This exhibition, curated by Yvonne Force, brings together a group of contemporary artists who explore the complexity and resonance of a long association between the natural world, sexuality and fertility, and spirituality and mysticism. Force’s understanding of the artistic practice as akin to witchcraft—resonant with ideas of creation in both the divine and horticultural senses—informs the curation of works that span landscape, figuration, symbolism and abstraction.
Presenting 29 artists (29 years is the length of Saturn’s orbit around the sun) and inspired by the modernized expression “Oh my Goddess!,” the exhibition is playfully engaged with both traditional and nontraditional deific archetypes: the mystic, the warrior, the sage, the lover, the maiden, and the matriarch. Loaded with surrealism, symbolism and humor, they also act to lend credence to the ongoing significance of figurative painting and sculpture.
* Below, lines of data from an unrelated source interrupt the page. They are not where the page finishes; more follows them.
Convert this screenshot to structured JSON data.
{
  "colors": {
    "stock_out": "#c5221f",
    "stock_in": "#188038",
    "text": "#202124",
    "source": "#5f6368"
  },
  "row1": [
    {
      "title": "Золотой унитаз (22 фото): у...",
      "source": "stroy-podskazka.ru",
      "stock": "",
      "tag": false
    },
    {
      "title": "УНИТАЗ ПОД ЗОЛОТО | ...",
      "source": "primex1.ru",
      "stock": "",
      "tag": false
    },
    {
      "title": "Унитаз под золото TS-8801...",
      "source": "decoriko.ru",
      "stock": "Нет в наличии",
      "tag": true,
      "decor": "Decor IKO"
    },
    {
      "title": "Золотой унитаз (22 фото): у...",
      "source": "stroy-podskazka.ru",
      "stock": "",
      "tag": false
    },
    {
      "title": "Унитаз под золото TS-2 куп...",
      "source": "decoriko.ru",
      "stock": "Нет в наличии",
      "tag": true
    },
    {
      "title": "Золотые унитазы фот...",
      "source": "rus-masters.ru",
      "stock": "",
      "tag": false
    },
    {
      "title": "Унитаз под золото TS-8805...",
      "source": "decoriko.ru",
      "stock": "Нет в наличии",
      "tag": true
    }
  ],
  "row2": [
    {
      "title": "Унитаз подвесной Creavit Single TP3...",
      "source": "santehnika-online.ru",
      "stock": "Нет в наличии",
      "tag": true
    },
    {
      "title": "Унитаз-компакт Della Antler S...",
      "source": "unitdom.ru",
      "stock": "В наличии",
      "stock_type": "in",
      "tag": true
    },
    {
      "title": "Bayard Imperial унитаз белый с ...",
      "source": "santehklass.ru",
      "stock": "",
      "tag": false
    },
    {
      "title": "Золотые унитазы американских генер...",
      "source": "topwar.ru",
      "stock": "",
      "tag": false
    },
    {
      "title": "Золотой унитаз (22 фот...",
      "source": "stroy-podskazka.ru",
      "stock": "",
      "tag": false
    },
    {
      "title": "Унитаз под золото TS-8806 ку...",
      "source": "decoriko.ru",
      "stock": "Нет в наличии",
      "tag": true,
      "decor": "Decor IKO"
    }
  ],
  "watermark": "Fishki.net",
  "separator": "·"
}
In bringing together several generations of women working internationally, Force's "Seed" simultaneously illustrates the continued vitality of contemporary studio practice.
Participating artists include Theodora Allen, Morgan Blair, Sascha Braunig, Cecily Brown, Ginny Casey, Jessica Craig-Martin, Lacey Dorn, Rachel Feinstein, Vanessa German, Loie Hollowell, Shara Hughes, Baseera Khan, Sanam Khatibi, Kate Klingbeil, Hein Koh, Emily Marie Miller, Wangechi Mutu, Sophia Narrett, Katherina Olschbaur, Yoko Ono, Ebony G. Patterson, Sarah Peters, Ruby Sky Stiler, Claire Tabouret, Ambera Wellmann, Summer Wheat, Robin F. Williams, HieJin Yoo, Lisa Yuskavage, and Sarah Zapata.
Lisa Yuskavage, strongly associated with the renewed interest in figurative painting, shows A No Man’s Land 2 - a wilderness filled with women and children - alongside a younger generation of painters whose astute observations of the strange form of the body are illuminated by Yuskavage. Ambera Wellmann’s entangled women’s torsos appear as almost ceramic on the canvas; Robin F. Williams’ In The Gutter is a wryly comic riposte to any concept of a ‘polite’ female body; Katharina Olschbaur’s keenly surrealist oil on canvas depicts a pair of poised, heeled legs emerging from the white bell of a flower’s head.
Further investigations into sexuality are rendered through the transcendent power of abstraction and symbolism. Theodora Allen’s pastel triptych is grounded by its central panel’s broken white heart; Loie Hollowell’s From the Beginning (inversed) features an almond-shaped black hole that nods both to the beginning of the universe and to birth (for Hollowell, her works are pure, self-contained sexual objects that pulsate with energy.) Cecily Brown’s gestural strokes engulf themselves in semi-abstraction in September Song; Morgan Blair’s spray-painted heaps of color present as almost-bodies heaped on top of one another.
Reconsidering the iconography of female royalty and deities are Sarah Peters, whose sculpture Figurehead questions themes of power and authority (its layered structure mirroring that of an Egyptian pyramid) and Sanam Khatibi, whose Empire of the birds explores animality, primal impulses and the tensions between domination and submission.
The performance Blonde-Demand (2018) by Lacey Dorn will be on view throughout the duration of the exhibition opening and on the following day (Friday, June 22.) To participate, audience members place orders from a menu of iconic blonde films, and Dorn instantly creates a scene from that film. Performing against a green screen, Dorn is simultaneously projected onto the walls on either side, with backdrops from the original film cut behind her, to create a 360 degree “live Netflix” immersion.
Yoko Ono’s iconic work Door will be on view. Cynthia Rowley will design the visual communications for the exhibition.